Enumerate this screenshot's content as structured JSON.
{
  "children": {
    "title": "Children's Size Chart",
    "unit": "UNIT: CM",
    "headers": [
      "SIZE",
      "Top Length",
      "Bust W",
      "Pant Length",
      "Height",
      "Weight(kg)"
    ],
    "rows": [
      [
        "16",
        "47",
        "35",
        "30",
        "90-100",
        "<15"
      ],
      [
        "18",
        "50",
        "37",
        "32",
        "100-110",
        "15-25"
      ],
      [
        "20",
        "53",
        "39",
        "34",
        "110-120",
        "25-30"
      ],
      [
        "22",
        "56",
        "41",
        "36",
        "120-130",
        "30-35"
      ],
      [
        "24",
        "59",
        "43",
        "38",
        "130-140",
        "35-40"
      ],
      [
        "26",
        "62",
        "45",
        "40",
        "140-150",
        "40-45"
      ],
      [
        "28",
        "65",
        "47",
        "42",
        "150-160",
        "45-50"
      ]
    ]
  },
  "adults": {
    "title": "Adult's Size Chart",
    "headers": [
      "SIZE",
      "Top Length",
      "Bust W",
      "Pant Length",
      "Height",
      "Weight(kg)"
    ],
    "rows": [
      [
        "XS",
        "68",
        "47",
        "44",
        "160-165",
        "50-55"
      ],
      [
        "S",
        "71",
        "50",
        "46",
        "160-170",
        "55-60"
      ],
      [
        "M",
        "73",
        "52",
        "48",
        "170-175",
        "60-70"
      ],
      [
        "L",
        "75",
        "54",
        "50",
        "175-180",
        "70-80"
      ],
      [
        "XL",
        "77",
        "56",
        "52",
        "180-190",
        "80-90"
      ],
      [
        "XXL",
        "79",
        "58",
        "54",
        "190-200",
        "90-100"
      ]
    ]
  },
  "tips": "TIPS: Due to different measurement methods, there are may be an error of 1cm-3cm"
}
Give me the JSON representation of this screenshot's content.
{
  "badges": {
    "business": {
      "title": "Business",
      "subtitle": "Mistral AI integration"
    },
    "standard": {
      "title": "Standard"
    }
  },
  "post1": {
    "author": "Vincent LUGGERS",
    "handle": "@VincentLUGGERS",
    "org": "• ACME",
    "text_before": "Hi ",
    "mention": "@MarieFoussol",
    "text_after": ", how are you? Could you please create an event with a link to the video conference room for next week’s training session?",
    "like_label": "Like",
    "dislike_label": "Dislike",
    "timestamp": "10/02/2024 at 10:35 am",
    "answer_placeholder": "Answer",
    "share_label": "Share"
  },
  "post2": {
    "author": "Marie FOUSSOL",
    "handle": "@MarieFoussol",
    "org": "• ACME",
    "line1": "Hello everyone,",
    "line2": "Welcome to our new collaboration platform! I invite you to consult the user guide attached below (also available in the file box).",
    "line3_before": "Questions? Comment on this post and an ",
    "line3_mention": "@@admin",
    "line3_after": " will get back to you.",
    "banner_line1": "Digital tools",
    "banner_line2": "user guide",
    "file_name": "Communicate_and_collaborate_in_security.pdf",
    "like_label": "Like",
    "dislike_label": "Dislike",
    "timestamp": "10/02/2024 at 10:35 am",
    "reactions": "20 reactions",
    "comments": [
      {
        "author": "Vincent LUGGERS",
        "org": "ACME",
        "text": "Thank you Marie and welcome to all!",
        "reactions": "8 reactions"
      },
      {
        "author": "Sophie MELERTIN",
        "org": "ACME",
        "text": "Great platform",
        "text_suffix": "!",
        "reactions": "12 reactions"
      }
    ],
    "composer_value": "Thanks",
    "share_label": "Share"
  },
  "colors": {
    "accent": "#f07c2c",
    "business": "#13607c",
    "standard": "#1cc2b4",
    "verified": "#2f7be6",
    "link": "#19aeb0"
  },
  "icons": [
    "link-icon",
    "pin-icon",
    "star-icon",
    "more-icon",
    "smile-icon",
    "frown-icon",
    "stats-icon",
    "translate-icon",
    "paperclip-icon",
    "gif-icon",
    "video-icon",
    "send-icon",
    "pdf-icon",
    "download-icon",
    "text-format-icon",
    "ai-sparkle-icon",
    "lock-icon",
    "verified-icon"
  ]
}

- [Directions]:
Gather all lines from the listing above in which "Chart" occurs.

- [Result for this task]:
    "title": "Children's Size Chart",
    "title": "Adult's Size Chart",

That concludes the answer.